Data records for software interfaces

====================

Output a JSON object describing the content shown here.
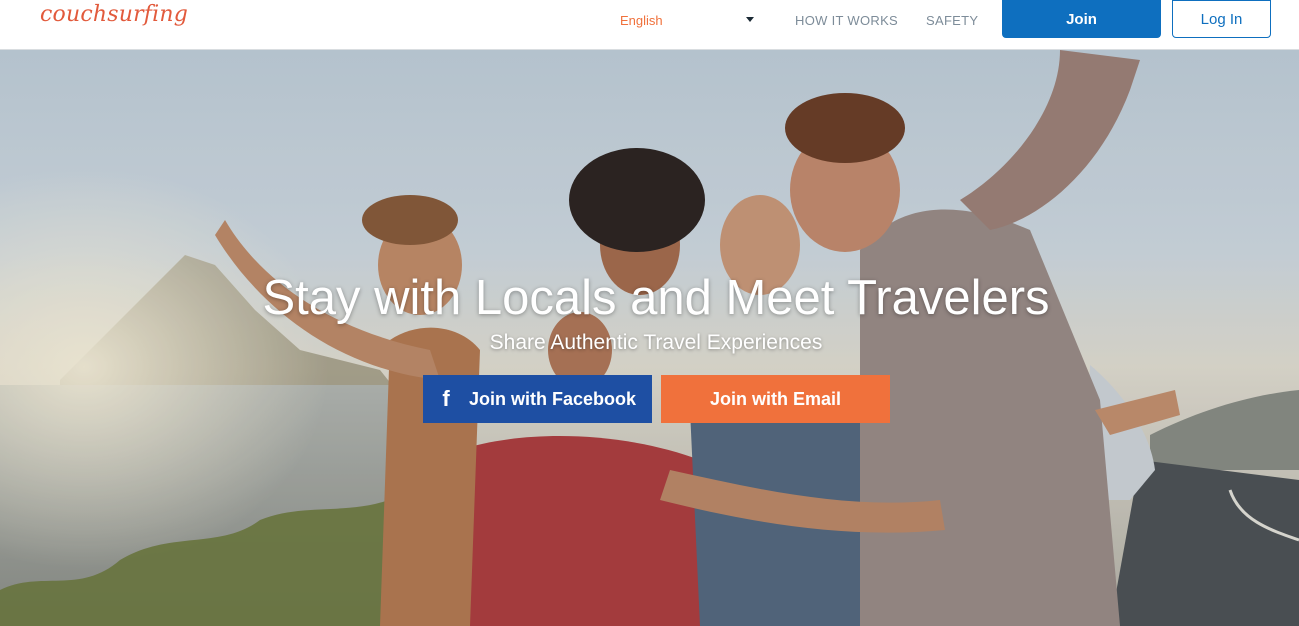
{
  "header": {
    "logo_text": "couchsurfing",
    "language": "English",
    "nav": {
      "how_it_works": "HOW IT WORKS",
      "safety": "SAFETY"
    },
    "join_label": "Join",
    "login_label": "Log In"
  },
  "hero": {
    "headline": "Stay with Locals and Meet Travelers",
    "subheadline": "Share Authentic Travel Experiences",
    "facebook_icon": "f",
    "facebook_button": "Join with Facebook",
    "email_button": "Join with Email"
  },
  "colors": {
    "brand_orange": "#f0713c",
    "brand_blue": "#0e6fbf",
    "facebook_blue": "#1e4fa3"
  },
  "icons": {
    "facebook": "facebook-icon",
    "language_caret": "caret-down-icon"
  }
}
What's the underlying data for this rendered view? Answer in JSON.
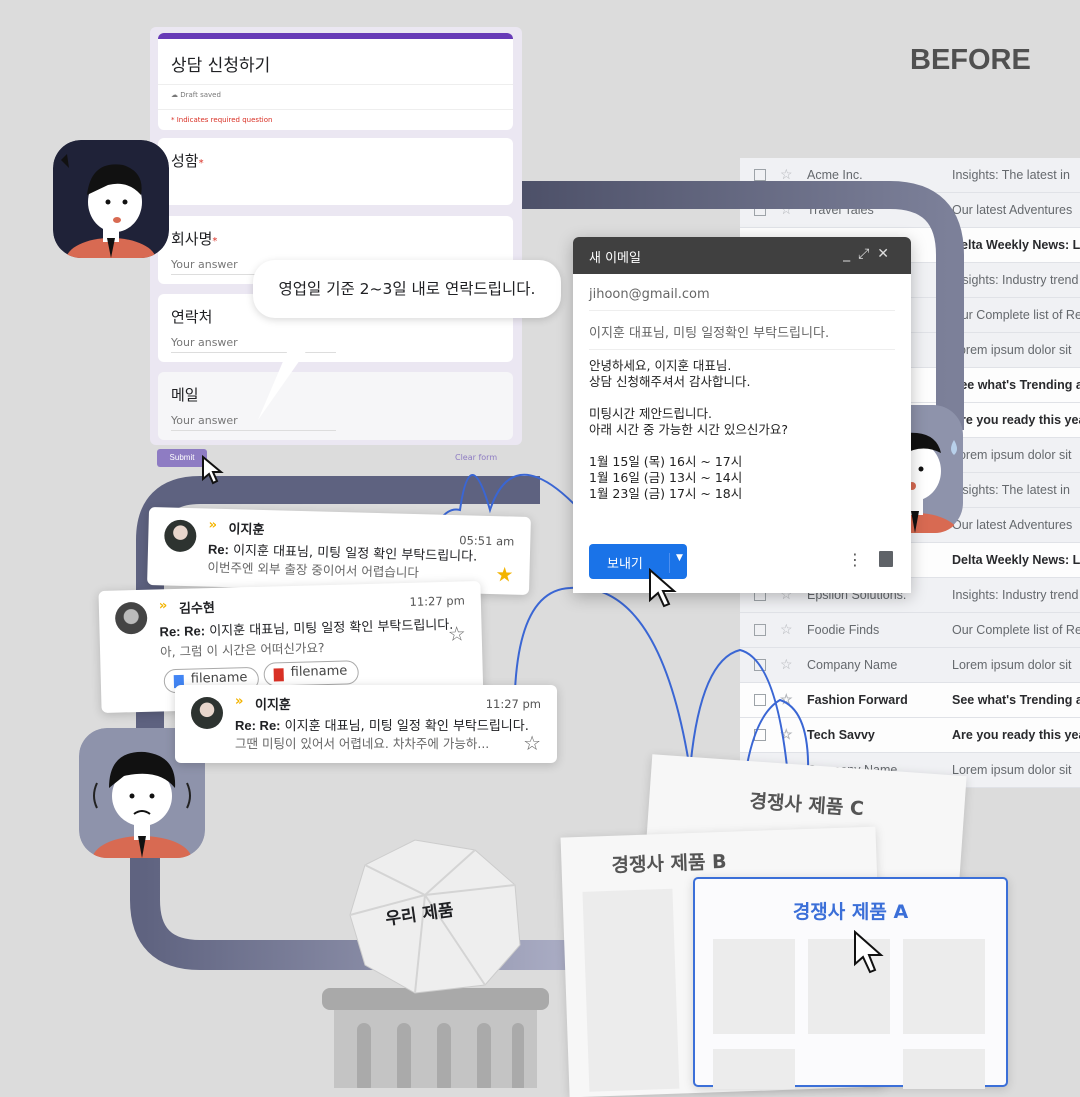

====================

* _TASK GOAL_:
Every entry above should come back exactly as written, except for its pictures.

* _ANSWER TO THE PROBLEM_:
Output a JSON object describing the content shown here.
{
  "header": {
    "logo_text": "couchsurfing",
    "language": "English",
    "nav": {
      "how_it_works": "HOW IT WORKS",
      "safety": "SAFETY"
    },
    "join_label": "Join",
    "login_label": "Log In"
  },
  "hero": {
    "headline": "Stay with Locals and Meet Travelers",
    "subheadline": "Share Authentic Travel Experiences",
    "facebook_icon": "f",
    "facebook_button": "Join with Facebook",
    "email_button": "Join with Email"
  },
  "colors": {
    "brand_orange": "#f0713c",
    "brand_blue": "#0e6fbf",
    "facebook_blue": "#1e4fa3"
  },
  "icons": {
    "facebook": "facebook-icon",
    "language_caret": "caret-down-icon"
  }
}
What's the underlying data for this rendered view? Answer in JSON.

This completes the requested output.